One of the hardest parts of my job is interviewing the artists whose characters are guests in WAH. Why is it so hard? Cause I typically have to fly through Atlanta to visit them, and I’m not a fan of that airport. Anyhoo, here is the first part of my interview with the man who has twice as many webcomics as we do: David Wilborn.
David and I sat on the back porch of his Texas ranch after dinner. His property stretched as far as the eye could see in all directions. He told me he raised three things: cattle, oil and webcomics. It seemed like an odd combination, but his family had been doing this profitably for twenty-five generations. “When a webcomic is ripe we pluck it out of the ground and soak it in a barrel of oil for three days. Then, we feed the webcomics to the cows. After a few years we slaughter the cows and sell the meat.” This knowledge would have disgusted me, but I had just finished the tastiest steak I had ever eaten.
WAH: What was going on in your life professionally and personally when you initially decided that you wanted to create and publish a comic on the web?
DW: Well, I always knew I wanted to be a cartoonist “when I grew up.” I had actually started a webcomic titled “Wild Willy” about ten years earlier (before webcomics were a thing). It was about a single guy who lived with a duck and a cat. Unfortunately I had gotten discouraged and quit after a pretty short run.

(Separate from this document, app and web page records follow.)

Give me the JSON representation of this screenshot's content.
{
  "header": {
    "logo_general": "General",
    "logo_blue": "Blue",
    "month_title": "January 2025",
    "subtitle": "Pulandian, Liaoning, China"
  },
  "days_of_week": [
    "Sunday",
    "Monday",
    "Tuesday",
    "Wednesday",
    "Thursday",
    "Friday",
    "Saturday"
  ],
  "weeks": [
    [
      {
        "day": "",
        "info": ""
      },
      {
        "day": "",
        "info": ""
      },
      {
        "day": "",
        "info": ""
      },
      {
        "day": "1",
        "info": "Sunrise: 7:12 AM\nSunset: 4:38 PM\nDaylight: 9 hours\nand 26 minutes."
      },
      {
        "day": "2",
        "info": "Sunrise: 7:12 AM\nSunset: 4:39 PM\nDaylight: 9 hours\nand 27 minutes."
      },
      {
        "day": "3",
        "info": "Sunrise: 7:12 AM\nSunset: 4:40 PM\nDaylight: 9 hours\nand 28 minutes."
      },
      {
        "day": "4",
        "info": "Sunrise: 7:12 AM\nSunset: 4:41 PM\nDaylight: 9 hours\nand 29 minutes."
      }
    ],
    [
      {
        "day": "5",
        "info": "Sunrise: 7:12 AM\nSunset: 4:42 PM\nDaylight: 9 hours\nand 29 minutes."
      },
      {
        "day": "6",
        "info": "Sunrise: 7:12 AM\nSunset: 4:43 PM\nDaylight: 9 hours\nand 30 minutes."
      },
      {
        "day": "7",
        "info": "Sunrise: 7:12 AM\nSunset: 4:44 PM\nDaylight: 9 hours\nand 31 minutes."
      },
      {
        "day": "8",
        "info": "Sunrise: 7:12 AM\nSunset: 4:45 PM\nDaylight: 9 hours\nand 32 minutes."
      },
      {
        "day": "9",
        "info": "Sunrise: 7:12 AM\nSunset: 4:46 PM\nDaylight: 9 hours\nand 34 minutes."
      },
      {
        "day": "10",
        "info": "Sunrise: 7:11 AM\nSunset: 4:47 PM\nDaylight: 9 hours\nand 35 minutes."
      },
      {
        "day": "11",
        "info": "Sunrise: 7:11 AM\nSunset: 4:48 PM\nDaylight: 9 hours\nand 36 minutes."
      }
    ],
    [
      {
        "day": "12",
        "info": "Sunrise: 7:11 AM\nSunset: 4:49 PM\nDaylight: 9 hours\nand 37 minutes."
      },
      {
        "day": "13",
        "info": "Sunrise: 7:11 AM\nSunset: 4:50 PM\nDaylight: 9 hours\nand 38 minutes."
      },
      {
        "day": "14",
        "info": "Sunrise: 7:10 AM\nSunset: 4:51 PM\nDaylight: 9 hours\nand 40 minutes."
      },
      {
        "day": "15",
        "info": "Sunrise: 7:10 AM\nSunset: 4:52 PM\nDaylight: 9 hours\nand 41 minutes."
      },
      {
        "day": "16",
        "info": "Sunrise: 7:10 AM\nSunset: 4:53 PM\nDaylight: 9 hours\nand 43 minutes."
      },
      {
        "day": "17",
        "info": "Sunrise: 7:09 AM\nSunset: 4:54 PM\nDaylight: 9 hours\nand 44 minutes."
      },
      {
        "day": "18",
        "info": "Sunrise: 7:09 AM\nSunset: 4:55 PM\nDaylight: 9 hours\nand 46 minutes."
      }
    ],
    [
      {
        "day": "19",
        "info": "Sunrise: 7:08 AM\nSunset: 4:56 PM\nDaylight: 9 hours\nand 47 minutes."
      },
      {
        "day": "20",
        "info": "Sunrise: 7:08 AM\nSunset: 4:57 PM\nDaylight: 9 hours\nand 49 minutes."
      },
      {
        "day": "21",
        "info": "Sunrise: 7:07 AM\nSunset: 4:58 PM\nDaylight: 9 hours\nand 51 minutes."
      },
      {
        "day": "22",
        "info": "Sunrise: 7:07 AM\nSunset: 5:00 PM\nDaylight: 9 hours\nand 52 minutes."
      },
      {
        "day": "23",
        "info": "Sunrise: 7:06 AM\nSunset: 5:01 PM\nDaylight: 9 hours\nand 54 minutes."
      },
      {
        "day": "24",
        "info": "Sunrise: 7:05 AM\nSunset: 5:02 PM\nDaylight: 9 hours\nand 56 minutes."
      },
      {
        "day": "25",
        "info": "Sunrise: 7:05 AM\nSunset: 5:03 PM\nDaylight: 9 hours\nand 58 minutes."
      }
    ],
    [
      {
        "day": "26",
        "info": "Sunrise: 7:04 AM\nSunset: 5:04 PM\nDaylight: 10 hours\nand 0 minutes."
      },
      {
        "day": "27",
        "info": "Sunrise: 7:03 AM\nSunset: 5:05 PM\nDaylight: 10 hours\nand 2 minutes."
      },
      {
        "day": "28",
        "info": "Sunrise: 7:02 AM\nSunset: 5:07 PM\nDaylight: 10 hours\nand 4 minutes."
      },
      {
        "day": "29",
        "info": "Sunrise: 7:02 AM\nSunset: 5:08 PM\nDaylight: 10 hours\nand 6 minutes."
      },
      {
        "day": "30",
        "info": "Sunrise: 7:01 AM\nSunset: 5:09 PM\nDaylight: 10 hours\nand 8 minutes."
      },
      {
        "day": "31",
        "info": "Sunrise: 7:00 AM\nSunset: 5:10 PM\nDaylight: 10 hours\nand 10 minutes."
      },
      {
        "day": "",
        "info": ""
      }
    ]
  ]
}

Many years later, after several years completely out of the technical industry, I returned to working in an office full of developers. Being outside of the industry and returning to it, the full absurdity of working in an office and how developers relate to the world was just crying out to have a comic made about it. I dusted off and completely retooled the “Wild Willy” characters (losing the cat and adding the “office full of animals” angle) and started posting the comics on blogger. It wasn’t until many months down the line that I discovered that there were a bunch of other people doing the same thing.
WAH: What pop culture influences helped you to construct your theme and characters?
DW: I always loved the old Looney Toons cartoons–how some characters like Sylvester and Tweety were outright animals but they could talk, while others like Bug Bunny lived in the forest but walked around on two legs and had furniture, and still others like Porky Pig looked like animals but basically acted just like people. And somehow there was this universe where it all just worked and nobody questioned it. I always wanted to see if I could pull off something similar in a comic strip. So far no one has asked why Gus is a housepet but Phil gets to work in an office.
There was also this Nickelodeon cartoon that I don’t know if anyone remembers, called “My Gym Partner’s a Monkey,” that ran in the early 2000′s. The main character was the only human being in a school full of anthropomorphic animals, and the only human you ever saw in the show. I always found it quirky and funny. When I went to do an office comic, I thought a similar angle would be fun.
More of our interview on Friday.